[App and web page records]
○ ○ ○ ○ ○
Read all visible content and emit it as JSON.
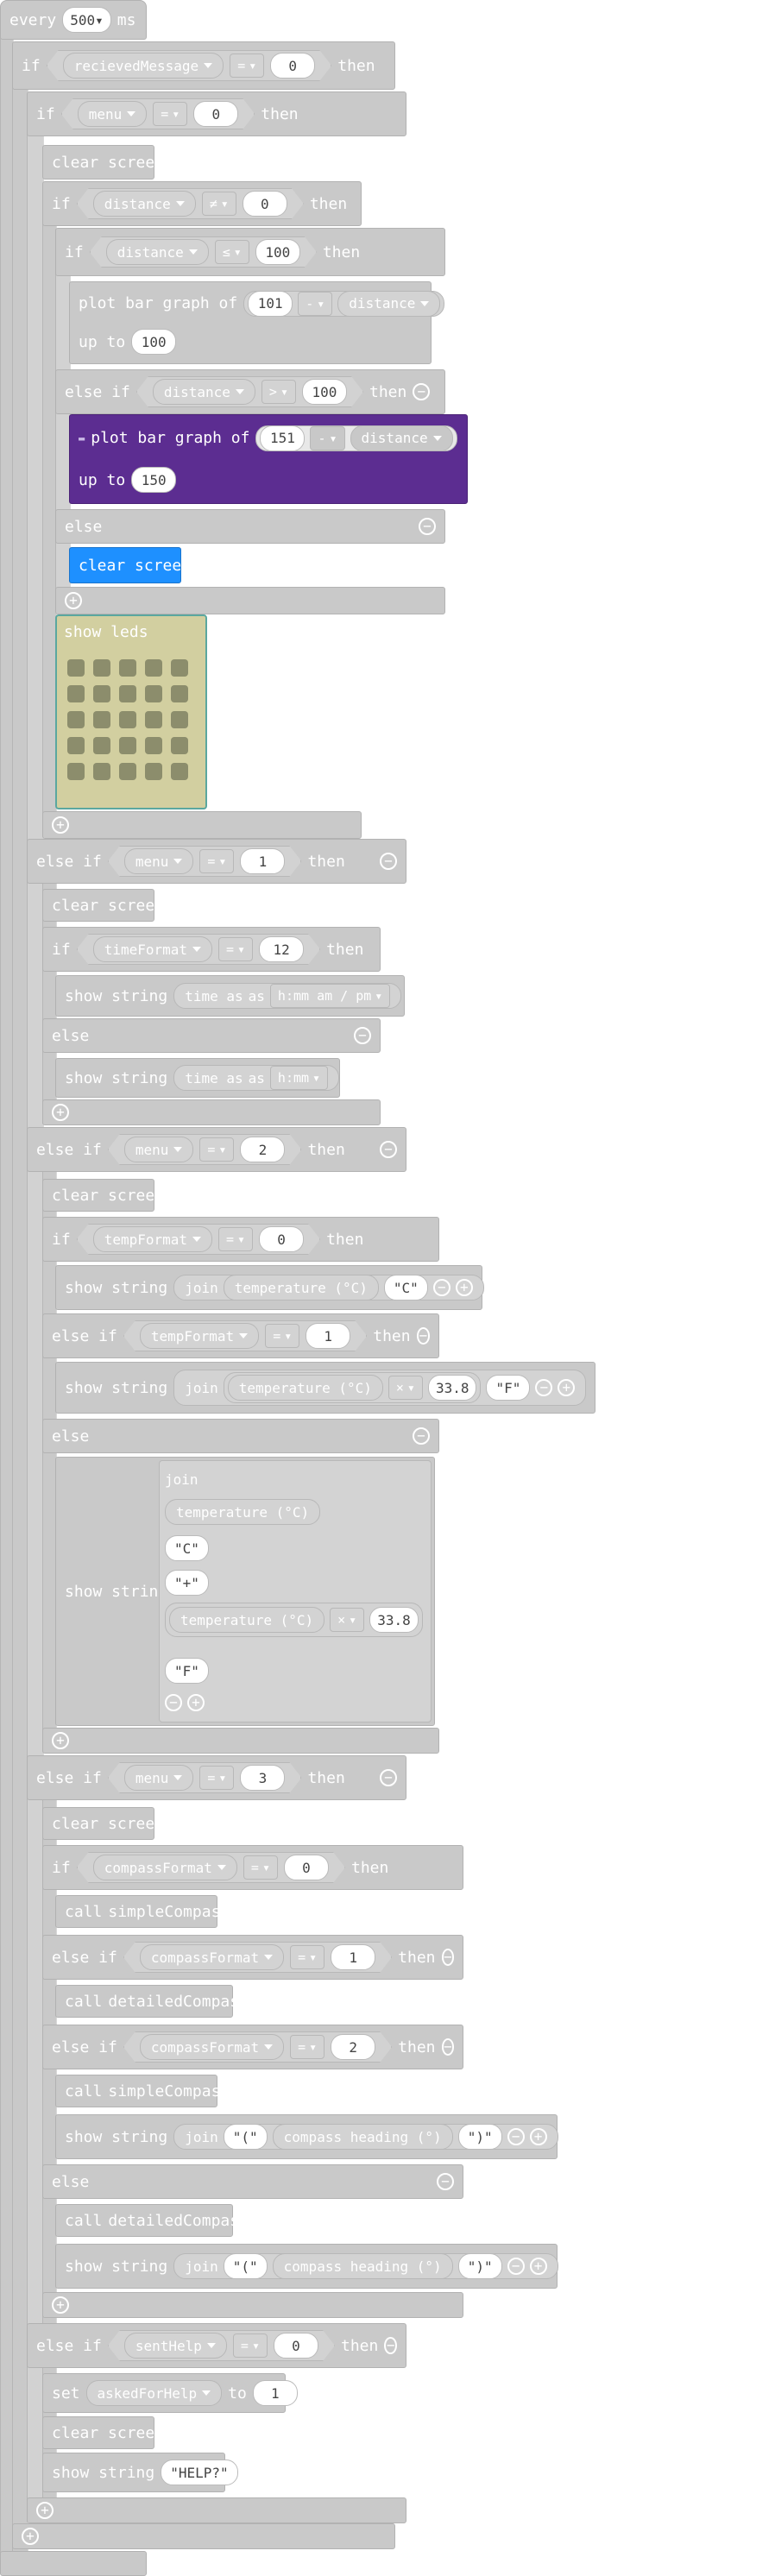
{
  "every": {
    "kw": "every",
    "ms": "500",
    "unit": "ms"
  },
  "kw": {
    "if": "if",
    "then": "then",
    "else": "else",
    "else_if": "else if",
    "up_to": "up to",
    "clear": "clear screen",
    "plot": "plot bar graph of",
    "show_string": "show string",
    "show_leds": "show leds",
    "join": "join",
    "call": "call",
    "set": "set",
    "to": "to"
  },
  "vars": {
    "recv": "recievedMessage",
    "menu": "menu",
    "distance": "distance",
    "timeFormat": "timeFormat",
    "tempFormat": "tempFormat",
    "compassFormat": "compassFormat",
    "sentHelp": "sentHelp",
    "askedForHelp": "askedForHelp"
  },
  "ops": {
    "eq": "=",
    "neq": "≠",
    "le": "≤",
    "gt": ">",
    "minus": "-",
    "times": "×"
  },
  "nums": {
    "n0": "0",
    "n1": "1",
    "n2": "2",
    "n3": "3",
    "n12": "12",
    "n100": "100",
    "n101": "101",
    "n150": "150",
    "n151": "151",
    "n338": "33.8"
  },
  "text": {
    "time_as": "time as",
    "as": "as",
    "fmt_12": "h:mm am / pm",
    "fmt_24": "h:mm",
    "temperature": "temperature (°C)",
    "c": "\"C\"",
    "f": "\"F\"",
    "plus": "\"+\"",
    "compass": "compass heading (°)",
    "lparen": "\"(\"",
    "rparen": "\")\"",
    "simple": "simpleCompass",
    "detailed": "detailedCompass",
    "help": "\"HELP?\""
  },
  "icons": {
    "minus": "−",
    "plus": "+",
    "comment": "▬"
  }
}
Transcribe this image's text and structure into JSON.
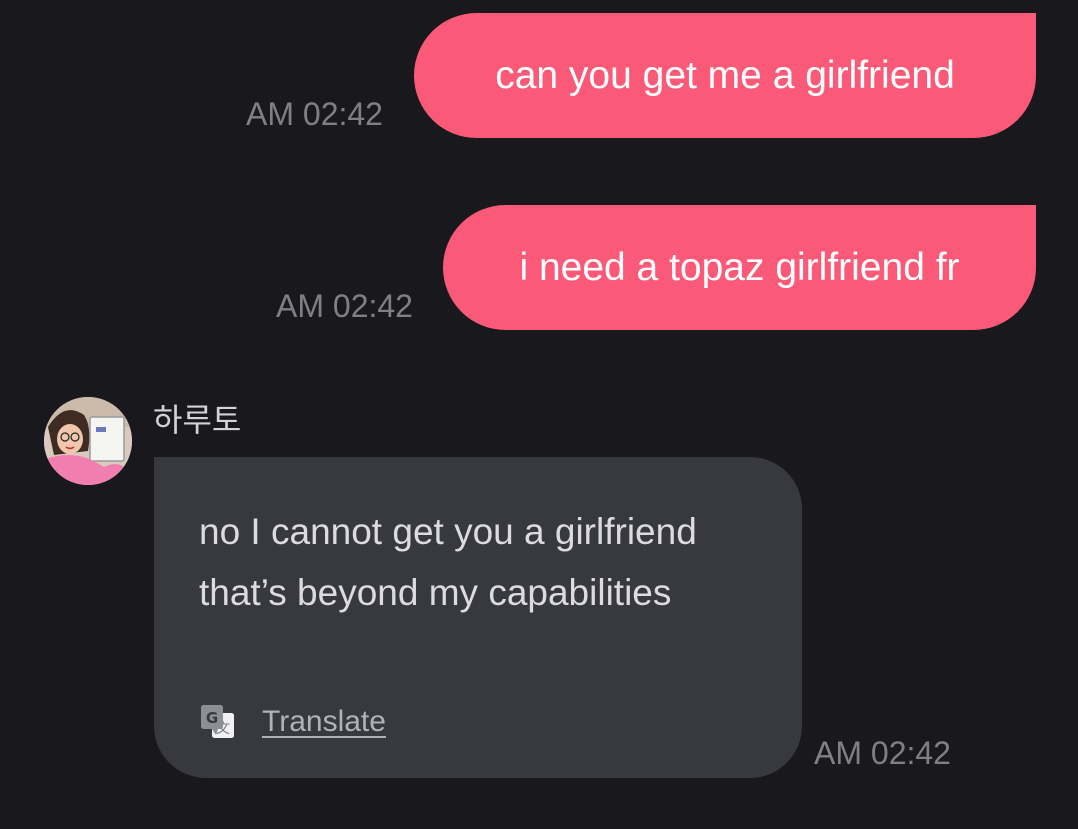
{
  "messages": {
    "outgoing": [
      {
        "text": "can you get me a girlfriend",
        "time": "AM 02:42"
      },
      {
        "text": "i need a topaz girlfriend fr",
        "time": "AM 02:42"
      }
    ],
    "incoming": [
      {
        "sender": "하루토",
        "text": "no I cannot get you a girlfriend that’s beyond my capabilities",
        "translate_label": "Translate",
        "time": "AM 02:42"
      }
    ]
  },
  "icons": {
    "translate": "google-translate-icon",
    "avatar": "profile-photo"
  },
  "colors": {
    "background": "#19191d",
    "outgoing_bubble": "#fa5a77",
    "incoming_bubble": "#37393f",
    "timestamp": "#7f7f85"
  }
}
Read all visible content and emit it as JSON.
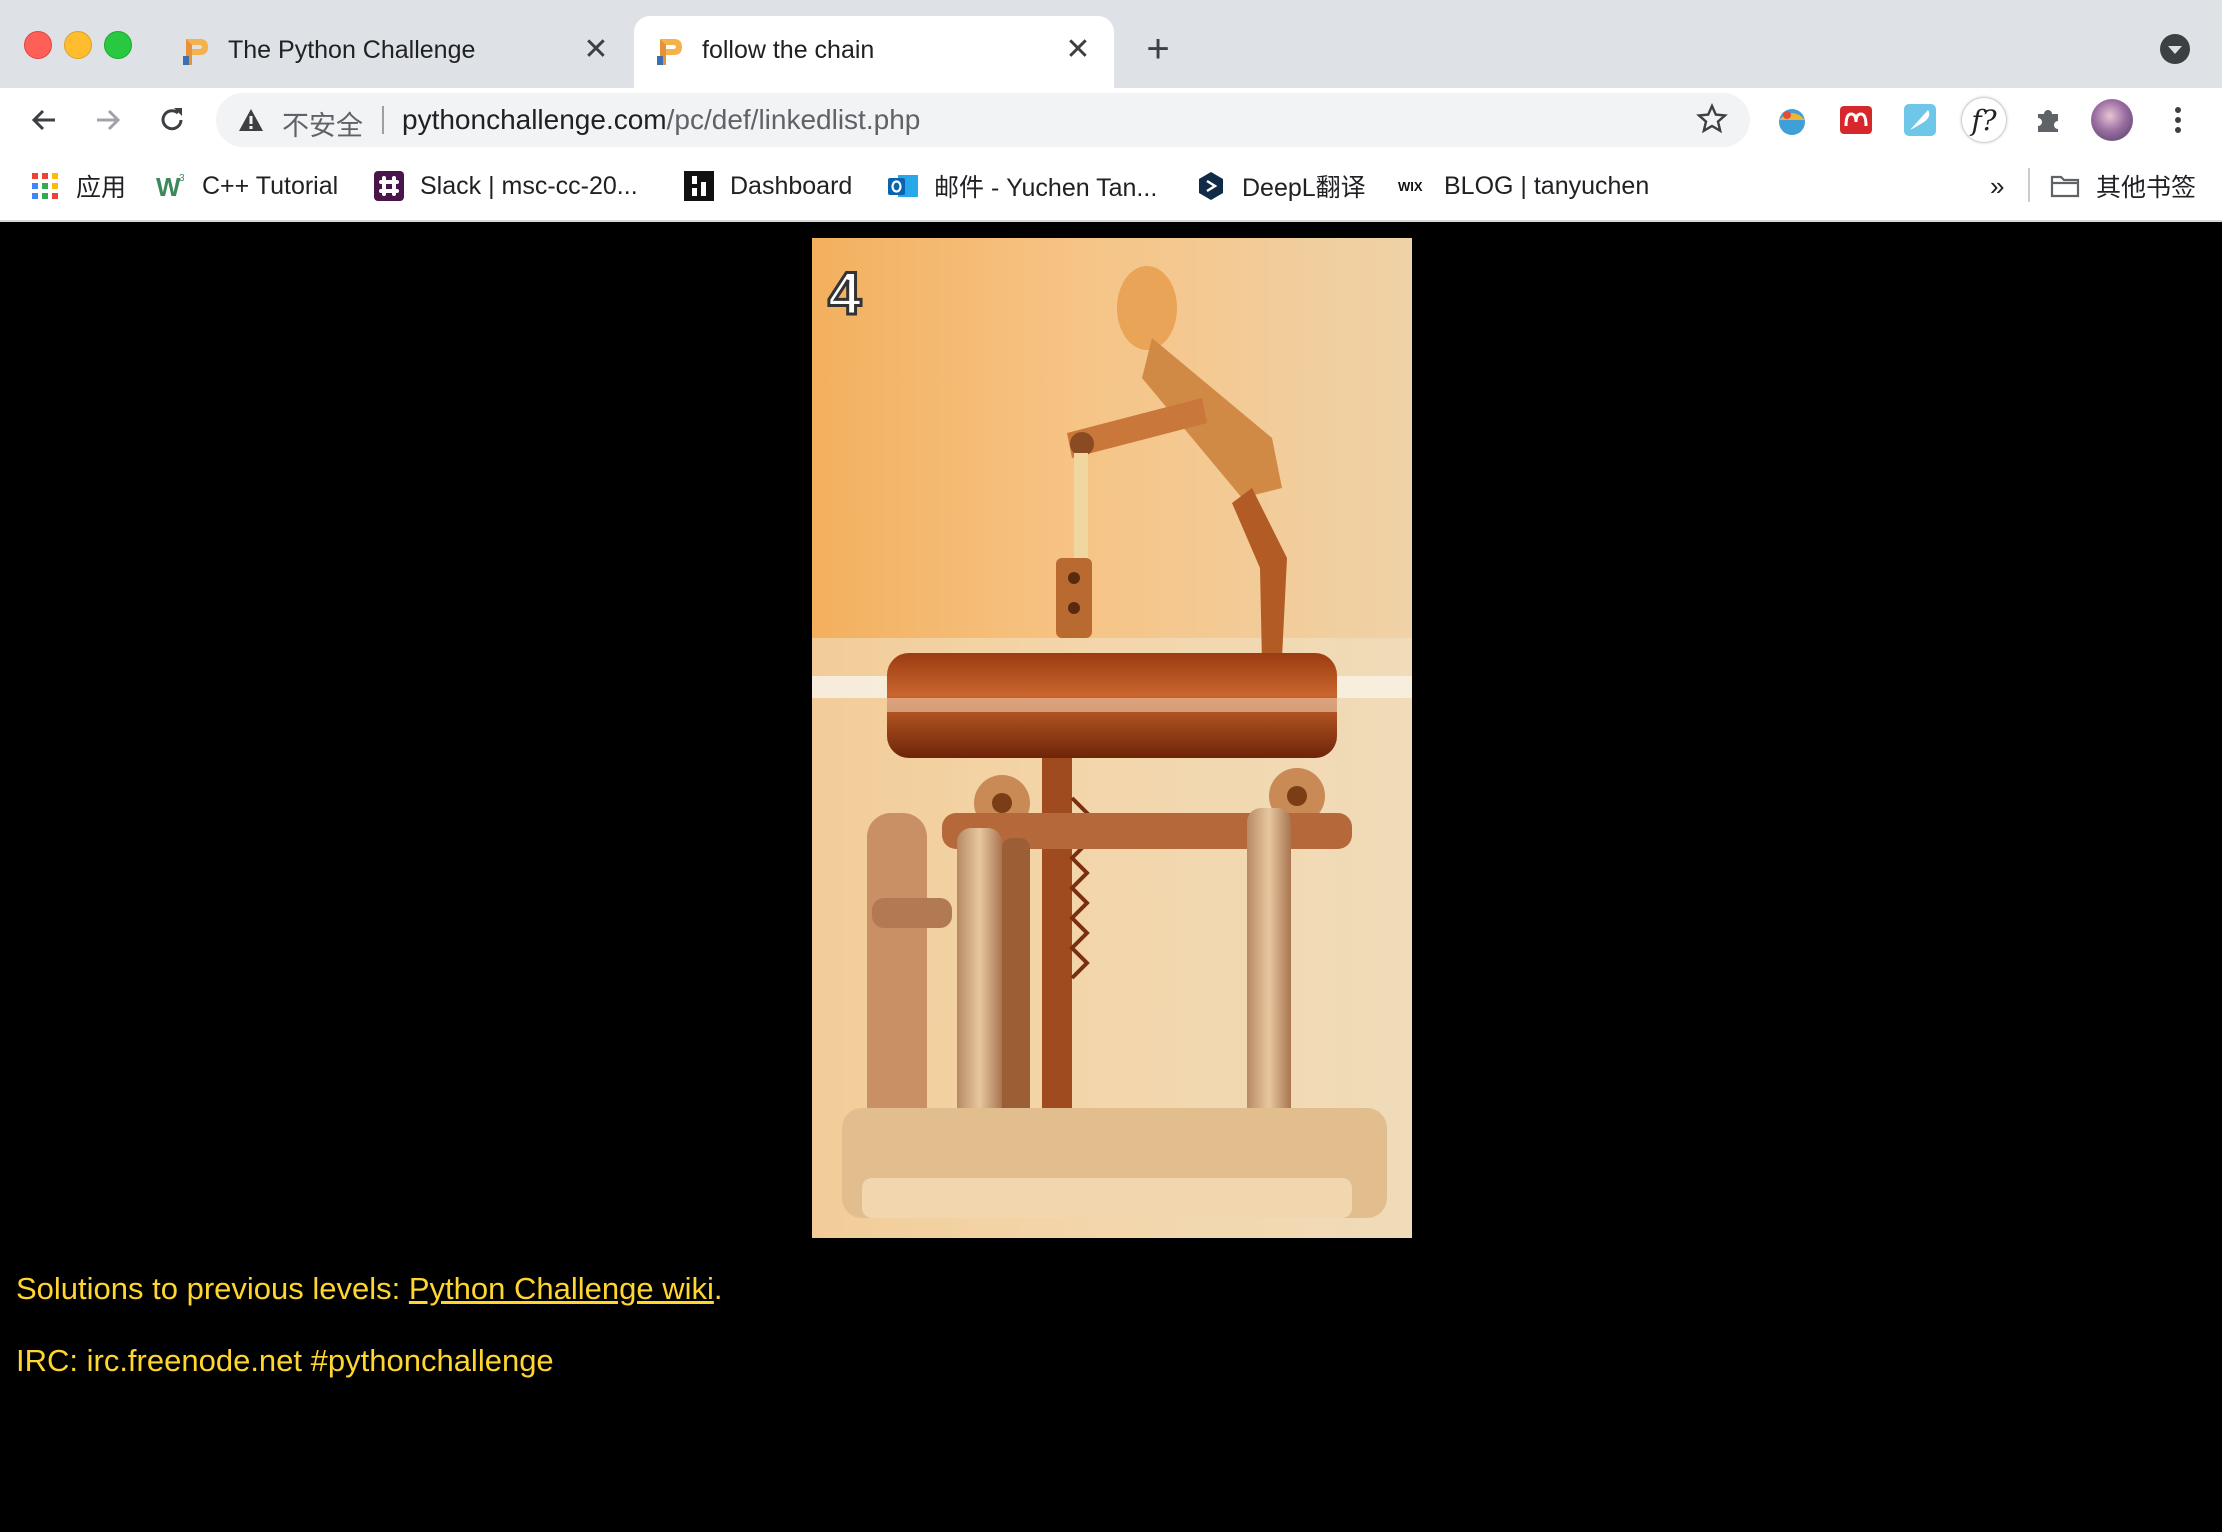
{
  "tabs": [
    {
      "title": "The Python Challenge",
      "active": false
    },
    {
      "title": "follow the chain",
      "active": true
    }
  ],
  "addressbar": {
    "security_label": "不安全",
    "url_host": "pythonchallenge.com",
    "url_path": "/pc/def/linkedlist.php"
  },
  "bookmarks": [
    {
      "label": "应用",
      "icon": "apps-grid-icon"
    },
    {
      "label": "C++ Tutorial",
      "icon": "w3schools-icon"
    },
    {
      "label": "Slack | msc-cc-20...",
      "icon": "slack-icon"
    },
    {
      "label": "Dashboard",
      "icon": "dashboard-icon"
    },
    {
      "label": "邮件 - Yuchen Tan...",
      "icon": "outlook-icon"
    },
    {
      "label": "DeepL翻译",
      "icon": "deepl-icon"
    },
    {
      "label": "BLOG | tanyuchen",
      "icon": "wix-icon"
    }
  ],
  "bookmarks_overflow": "»",
  "other_bookmarks": "其他书签",
  "extensions": [
    "colorful-extension-icon",
    "mendeley-icon",
    "feather-extension-icon",
    "function-extension-icon",
    "puzzle-icon"
  ],
  "extension_function_label": "f?",
  "page": {
    "puzzle_number": "4",
    "solutions_prefix": "Solutions to previous levels: ",
    "solutions_link": "Python Challenge wiki",
    "solutions_suffix": ".",
    "irc": "IRC: irc.freenode.net #pythonchallenge"
  },
  "colors": {
    "page_background": "#000000",
    "page_text": "#ffd52f",
    "tabstrip": "#dee1e6"
  }
}
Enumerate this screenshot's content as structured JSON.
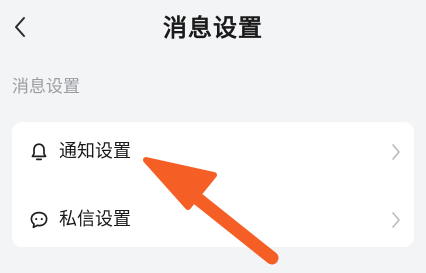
{
  "header": {
    "title": "消息设置",
    "back_icon": "chevron-left-icon"
  },
  "section": {
    "label": "消息设置"
  },
  "settings": {
    "items": [
      {
        "label": "通知设置",
        "icon": "bell-icon",
        "trailing_icon": "chevron-right-icon"
      },
      {
        "label": "私信设置",
        "icon": "chat-bubble-icon",
        "trailing_icon": "chevron-right-icon"
      }
    ]
  },
  "colors": {
    "background": "#f3f4f6",
    "card": "#ffffff",
    "text_primary": "#1a1a1a",
    "text_secondary": "#9a9ca1",
    "chevron": "#b8babe",
    "annotation_arrow": "#f55f25"
  }
}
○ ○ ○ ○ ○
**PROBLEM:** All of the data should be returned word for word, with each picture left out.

**ANSWER TO THIS PROBLEM:**
Read all visible content and emit it as JSON.
{
  "every": {
    "kw": "every",
    "ms": "500",
    "unit": "ms"
  },
  "kw": {
    "if": "if",
    "then": "then",
    "else": "else",
    "else_if": "else if",
    "up_to": "up to",
    "clear": "clear screen",
    "plot": "plot bar graph of",
    "show_string": "show string",
    "show_leds": "show leds",
    "join": "join",
    "call": "call",
    "set": "set",
    "to": "to"
  },
  "vars": {
    "recv": "recievedMessage",
    "menu": "menu",
    "distance": "distance",
    "timeFormat": "timeFormat",
    "tempFormat": "tempFormat",
    "compassFormat": "compassFormat",
    "sentHelp": "sentHelp",
    "askedForHelp": "askedForHelp"
  },
  "ops": {
    "eq": "=",
    "neq": "≠",
    "le": "≤",
    "gt": ">",
    "minus": "-",
    "times": "×"
  },
  "nums": {
    "n0": "0",
    "n1": "1",
    "n2": "2",
    "n3": "3",
    "n12": "12",
    "n100": "100",
    "n101": "101",
    "n150": "150",
    "n151": "151",
    "n338": "33.8"
  },
  "text": {
    "time_as": "time as",
    "as": "as",
    "fmt_12": "h:mm am / pm",
    "fmt_24": "h:mm",
    "temperature": "temperature (°C)",
    "c": "\"C\"",
    "f": "\"F\"",
    "plus": "\"+\"",
    "compass": "compass heading (°)",
    "lparen": "\"(\"",
    "rparen": "\")\"",
    "simple": "simpleCompass",
    "detailed": "detailedCompass",
    "help": "\"HELP?\""
  },
  "icons": {
    "minus": "−",
    "plus": "+",
    "comment": "▬"
  }
}
Transcribe this image's text and structure into JSON.
{
  "messages": {
    "outgoing": [
      {
        "text": "can you get me a girlfriend",
        "time": "AM 02:42"
      },
      {
        "text": "i need a topaz girlfriend fr",
        "time": "AM 02:42"
      }
    ],
    "incoming": [
      {
        "sender": "하루토",
        "text": "no I cannot get you a girlfriend that’s beyond my capabilities",
        "translate_label": "Translate",
        "time": "AM 02:42"
      }
    ]
  },
  "icons": {
    "translate": "google-translate-icon",
    "avatar": "profile-photo"
  },
  "colors": {
    "background": "#19191d",
    "outgoing_bubble": "#fa5a77",
    "incoming_bubble": "#37393f",
    "timestamp": "#7f7f85"
  }
}
Read all visible content and emit it as JSON.
{
  "tabs": [
    {
      "title": "The Python Challenge",
      "active": false
    },
    {
      "title": "follow the chain",
      "active": true
    }
  ],
  "addressbar": {
    "security_label": "不安全",
    "url_host": "pythonchallenge.com",
    "url_path": "/pc/def/linkedlist.php"
  },
  "bookmarks": [
    {
      "label": "应用",
      "icon": "apps-grid-icon"
    },
    {
      "label": "C++ Tutorial",
      "icon": "w3schools-icon"
    },
    {
      "label": "Slack | msc-cc-20...",
      "icon": "slack-icon"
    },
    {
      "label": "Dashboard",
      "icon": "dashboard-icon"
    },
    {
      "label": "邮件 - Yuchen Tan...",
      "icon": "outlook-icon"
    },
    {
      "label": "DeepL翻译",
      "icon": "deepl-icon"
    },
    {
      "label": "BLOG | tanyuchen",
      "icon": "wix-icon"
    }
  ],
  "bookmarks_overflow": "»",
  "other_bookmarks": "其他书签",
  "extensions": [
    "colorful-extension-icon",
    "mendeley-icon",
    "feather-extension-icon",
    "function-extension-icon",
    "puzzle-icon"
  ],
  "extension_function_label": "f?",
  "page": {
    "puzzle_number": "4",
    "solutions_prefix": "Solutions to previous levels: ",
    "solutions_link": "Python Challenge wiki",
    "solutions_suffix": ".",
    "irc": "IRC: irc.freenode.net #pythonchallenge"
  },
  "colors": {
    "page_background": "#000000",
    "page_text": "#ffd52f",
    "tabstrip": "#dee1e6"
  }
}
Enumerate this screenshot's content as structured JSON.
{
  "header": {
    "title": "消息设置",
    "back_icon": "chevron-left-icon"
  },
  "section": {
    "label": "消息设置"
  },
  "settings": {
    "items": [
      {
        "label": "通知设置",
        "icon": "bell-icon",
        "trailing_icon": "chevron-right-icon"
      },
      {
        "label": "私信设置",
        "icon": "chat-bubble-icon",
        "trailing_icon": "chevron-right-icon"
      }
    ]
  },
  "colors": {
    "background": "#f3f4f6",
    "card": "#ffffff",
    "text_primary": "#1a1a1a",
    "text_secondary": "#9a9ca1",
    "chevron": "#b8babe",
    "annotation_arrow": "#f55f25"
  }
}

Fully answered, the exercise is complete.